Kyaikhtiyo Pagoda or the Golden Rock Pagoda is a well-known Buddhist pilgrimage site located on Mount Kyaikhtiyo a mountain standing 1.102 meters above the sea level in the Mon State, Myanmar, approximately 210 km from the city of Yangon (Rangoon) the old capital of the country.
It is a small pagoda of (7.3 meters) built on the top of a granite boulder covered with gold leaves which were pasted on by its male devotees. It is the third most important Buddhist pilgrimage site in Myanmar after the Shwedagon Pagoda and the Mahamuni Pagoda. The balancing rock seems to defy gravity, as it perpetually appears to be on the verge of rolling down the hill. The rock and the pagoda are at the top of Mt. Kyaikhtiyo. The paved mountain track, built in 1999, from the bus terminal at Yathaetaung, with kiosks on both sides is 1,2 km away from the holy rock takes about 1-hour walk (and climb). From the base camp at Kinpun, the hiking trek to the pagoda is about 11 km, and many devotees take this trek as a part of their pilgrimage rites.
The Pagoda was believed to be built more than 2500 years ago. According to the legend, the Golden Rock itself is precariously perched on a strand of the Buddha (Gautama)’s hair which was given to a hermit named Thaik Tha by the Buddha himself. The hermit, who had tucked the Buddha’s hair inside his hair tuft (knot), gave the hair to the king of Burma, with the wish that the hair to be enshrined on a rock shaped like his head. The king who inherited supernatural power from his father Zawgyi, a proficient alchemist, and his mother, a serpentine naga princess, used his power to find the right rock at the bottom of the sea and with the help of Thagyamin, the king of Tawadeintha Heaven in Buddhist cosmology, put it on mount Kyaikhtiyo using a magical boat. He then build a pagoda to enshrine the hair. In the Mon language, the word “Kyaik” means “pagoda”, and “Yo” means “to carry on one’s head”, while the word “Ithi” (Yathae in Burmese) means “hermit” in the Pali language. Therefore, the name Kyaik-Thi-Yo literally translates to “the pagoda carried on a hermit’s head”.
The boat which was used to move the rock from the sea in the legend is also believed to turned into stone, which also worshipped by pilgrim at a location about 300 meters from the golden rock. The boat stone is called as Kyaukthanban stupa (literally means “the Stone Boat Stupa”)

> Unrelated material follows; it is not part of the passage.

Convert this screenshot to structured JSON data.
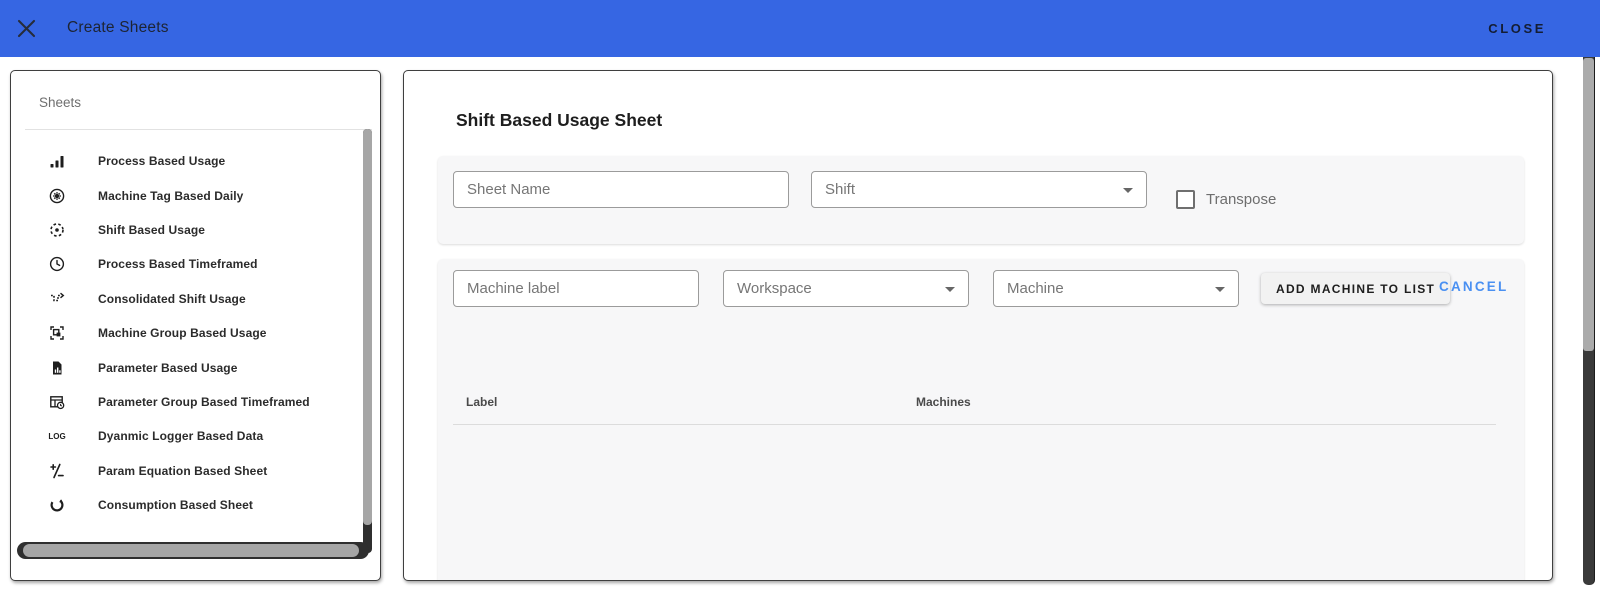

The rock is overhung by nearly half of it length on a sloping surface which drops down perpendicularly into the valley below. On the other hand, the rock table (tabular rock in the image above) is separated several meters away from the rest of the hill by a deep chasm, which now appended by a small footbridge. Women are forbidden to touch the holy rock and entering the inner sanctuary around it so they cannot cross the bridge.
By gently shaking the boulder, a thread can be passed through between it and the tabular rock. When viewed from a certain angle, this gaps can be seen by virtue of a thin beam of sunlight shining through it in the afternoon. A staircase leads to the pagoda complex that houses several viewing platforms, stupas, Buddhist and nats (spiritual beings worshipped by Myanmar people) shrine. A short distance away from the golden rock pagoda, there is a circle of gongs with four statues of nats and angels in the middle.
This rock has survived several violent earthquakes and stood stall for many centuries. The local population attributes this to the sacred hair relic of the Gautama Buddha enshrined inside the pagoda. Although small in size, this pagoda has been recognized as one of the wonders of Southeast Asia by the recent publication of Tourism Authorities in ASEAN.
The main square close to the golden rock has many establishments that sell religious paraphernalia and offerings for pilgrimage. In the adjoining area is the Potemkin village where visitors can find restaurants, gift shops, and guesthouses. As of late, a new terrace has been built at a lower level, from which visitors can get a good view of the golden rock pagoda.
Kyaikhtiyo Pagoda has become a popular pilgrimage and tourist attraction. At the peak of the pilgrimage season, from November to March, the precincts are flooded by visitors and pilgrims from all over Myanmar, including some foreign tourists. There are even devotees who are disabled and elderly walking up on crutches, or even carried on stretchers by porters to offer their prayers to the Buddha. In the Full Moon day of Tabaung, usually in March, the platform of the Pagoda shall be illuminated with ninety thousand, a truly marvelous sight to behold. (Richard).